Sunday, September 20, 2009

Day 72: Hop Harvest Heard Round the World!

Let's play some catch up!

Saturday the 19th, Steve and I brewed our very first fresh hop ale! The idea formed a couple weeks back when we received word that MSU Bozeman started growing a few select hop varieties this year in a test plot. They were looking for homebrewers/breweries to come and harvest the hops on Saturday the 19th. After a little prodding and some day dreaming about a fresh hop brew, Steve finally gave in to my prodding and we decided to go ahead with the idea. We had quite a few ideas for the style of beer but eventually agreed that a fresh hop pale ale would be the best platform to showcase the green/wet hoppy character. Unsure of the amount of hops we were going to recieve, we decided to only brew a 1/2 batch (5 bbl).

I spent most of the days leading up to this brew day brimming with excitement! This is the first batch of beer that I have been able to collaborate with Steve on! Finally Saturday arrived!

I drove to the hop field with Kelly sitting shotgun and left Steve at the brewery to mash in. Once we arrived it only took about 45 minuts to fill the back of my truck with hop bines (not a typo, they are bines not vines). The most efficient way for us to deal with the trimming of the hops was to take whole bines back to the brewery and to have an army of volunteers/beer lovers chop them up for us. Below are a few images of the harvest taken by Kel.

Here I taking down a bine of fuggles. As you can see in the picture, some of them look much bigger and more fruitful than others! (We made sure to take the really awesome looking ones!) We ended up with mostly cascades, a few bines of fuggles, and a few of a native north american variety that I don't recall the name on.

The back of my truck... with as many hops as we could fit!

Our kettle + 24.5 lbs. of hops! They look like little green cockroaches!

The "Lone Peak Fresh Hop Pale Ale" (I know boring name) is still fermenting right now. I tried it yesterday.
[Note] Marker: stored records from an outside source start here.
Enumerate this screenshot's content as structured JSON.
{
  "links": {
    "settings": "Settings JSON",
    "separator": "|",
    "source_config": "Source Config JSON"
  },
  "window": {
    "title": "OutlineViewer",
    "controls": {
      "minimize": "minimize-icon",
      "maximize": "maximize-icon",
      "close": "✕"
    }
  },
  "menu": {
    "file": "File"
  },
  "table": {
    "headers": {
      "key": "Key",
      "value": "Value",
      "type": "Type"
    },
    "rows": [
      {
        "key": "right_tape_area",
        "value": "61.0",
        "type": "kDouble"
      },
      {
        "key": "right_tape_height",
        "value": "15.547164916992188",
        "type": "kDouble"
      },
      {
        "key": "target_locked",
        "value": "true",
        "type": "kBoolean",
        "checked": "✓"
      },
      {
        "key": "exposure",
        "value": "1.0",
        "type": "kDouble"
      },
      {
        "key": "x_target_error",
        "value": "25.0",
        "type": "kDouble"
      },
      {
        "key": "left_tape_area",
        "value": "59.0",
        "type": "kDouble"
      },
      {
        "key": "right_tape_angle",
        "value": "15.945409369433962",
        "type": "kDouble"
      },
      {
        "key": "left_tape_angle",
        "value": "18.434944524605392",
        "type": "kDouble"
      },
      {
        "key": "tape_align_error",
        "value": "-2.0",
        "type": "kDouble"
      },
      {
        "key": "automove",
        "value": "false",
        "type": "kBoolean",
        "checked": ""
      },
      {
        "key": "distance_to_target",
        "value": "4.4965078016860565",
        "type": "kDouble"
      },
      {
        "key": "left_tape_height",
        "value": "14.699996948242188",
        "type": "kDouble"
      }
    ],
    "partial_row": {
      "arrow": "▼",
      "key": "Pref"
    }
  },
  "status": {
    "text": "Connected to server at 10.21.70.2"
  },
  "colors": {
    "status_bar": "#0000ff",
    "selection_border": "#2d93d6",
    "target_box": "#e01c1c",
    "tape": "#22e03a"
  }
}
The aroma is sweet and slightly grassy, the flavor was still yeasty from the fermentation but a toasty malt character definatley comes through, and the finish is a light but apparant hop character that can be described best as fresh! (Score that was our goal).

P.S. Just to show all of you how we have fun in Montana... this is my buddy Alex biking over a bonfire at the bar last night!

P.P.S. Tomorrow the forecast is 38 degrees and snowing all day! Ski season here we come!

1 comment:

  1. Looks like fun, can we grow hops in MN? might be fun to try in the backyard